The answer must be an exact restatement of all the data.

## DATA PROVIDED
═══
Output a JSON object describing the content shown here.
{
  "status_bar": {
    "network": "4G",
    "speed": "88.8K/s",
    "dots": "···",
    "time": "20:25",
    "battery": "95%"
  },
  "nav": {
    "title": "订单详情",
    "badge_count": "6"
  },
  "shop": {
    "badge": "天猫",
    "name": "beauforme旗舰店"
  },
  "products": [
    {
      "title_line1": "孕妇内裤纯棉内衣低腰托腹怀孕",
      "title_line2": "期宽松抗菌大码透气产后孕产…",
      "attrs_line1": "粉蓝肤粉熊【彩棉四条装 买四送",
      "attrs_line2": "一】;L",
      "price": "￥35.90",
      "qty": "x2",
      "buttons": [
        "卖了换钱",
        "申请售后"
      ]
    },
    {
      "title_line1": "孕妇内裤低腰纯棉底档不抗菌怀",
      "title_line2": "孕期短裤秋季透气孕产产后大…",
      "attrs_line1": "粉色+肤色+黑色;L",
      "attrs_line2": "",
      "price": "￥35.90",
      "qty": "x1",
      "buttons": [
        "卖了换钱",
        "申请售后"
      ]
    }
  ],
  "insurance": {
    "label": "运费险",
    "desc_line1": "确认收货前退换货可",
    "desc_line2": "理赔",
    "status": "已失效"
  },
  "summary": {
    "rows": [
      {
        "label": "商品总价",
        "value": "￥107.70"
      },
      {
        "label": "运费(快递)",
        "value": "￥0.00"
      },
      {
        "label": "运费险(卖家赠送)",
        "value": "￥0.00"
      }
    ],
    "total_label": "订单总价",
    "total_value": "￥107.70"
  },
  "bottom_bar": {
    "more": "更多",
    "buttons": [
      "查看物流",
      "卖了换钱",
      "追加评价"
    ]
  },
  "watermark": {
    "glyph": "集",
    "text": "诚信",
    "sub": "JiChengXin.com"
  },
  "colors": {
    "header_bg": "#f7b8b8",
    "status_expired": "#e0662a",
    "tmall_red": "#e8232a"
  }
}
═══
## SOLUTION TO THIS PROBLEM
Output a JSON object describing the content shown here.
{
  "status_bar": {
    "network": "4G",
    "speed": "88.8K/s",
    "dots": "···",
    "time": "20:25",
    "battery": "95%"
  },
  "nav": {
    "title": "订单详情",
    "badge_count": "6"
  },
  "shop": {
    "badge": "天猫",
    "name": "beauforme旗舰店"
  },
  "products": [
    {
      "title_line1": "孕妇内裤纯棉内衣低腰托腹怀孕",
      "title_line2": "期宽松抗菌大码透气产后孕产…",
      "attrs_line1": "粉蓝肤粉熊【彩棉四条装 买四送",
      "attrs_line2": "一】;L",
      "price": "￥35.90",
      "qty": "x2",
      "buttons": [
        "卖了换钱",
        "申请售后"
      ]
    },
    {
      "title_line1": "孕妇内裤低腰纯棉底档不抗菌怀",
      "title_line2": "孕期短裤秋季透气孕产产后大…",
      "attrs_line1": "粉色+肤色+黑色;L",
      "attrs_line2": "",
      "price": "￥35.90",
      "qty": "x1",
      "buttons": [
        "卖了换钱",
        "申请售后"
      ]
    }
  ],
  "insurance": {
    "label": "运费险",
    "desc_line1": "确认收货前退换货可",
    "desc_line2": "理赔",
    "status": "已失效"
  },
  "summary": {
    "rows": [
      {
        "label": "商品总价",
        "value": "￥107.70"
      },
      {
        "label": "运费(快递)",
        "value": "￥0.00"
      },
      {
        "label": "运费险(卖家赠送)",
        "value": "￥0.00"
      }
    ],
    "total_label": "订单总价",
    "total_value": "￥107.70"
  },
  "bottom_bar": {
    "more": "更多",
    "buttons": [
      "查看物流",
      "卖了换钱",
      "追加评价"
    ]
  },
  "watermark": {
    "glyph": "集",
    "text": "诚信",
    "sub": "JiChengXin.com"
  },
  "colors": {
    "header_bg": "#f7b8b8",
    "status_expired": "#e0662a",
    "tmall_red": "#e8232a"
  }
}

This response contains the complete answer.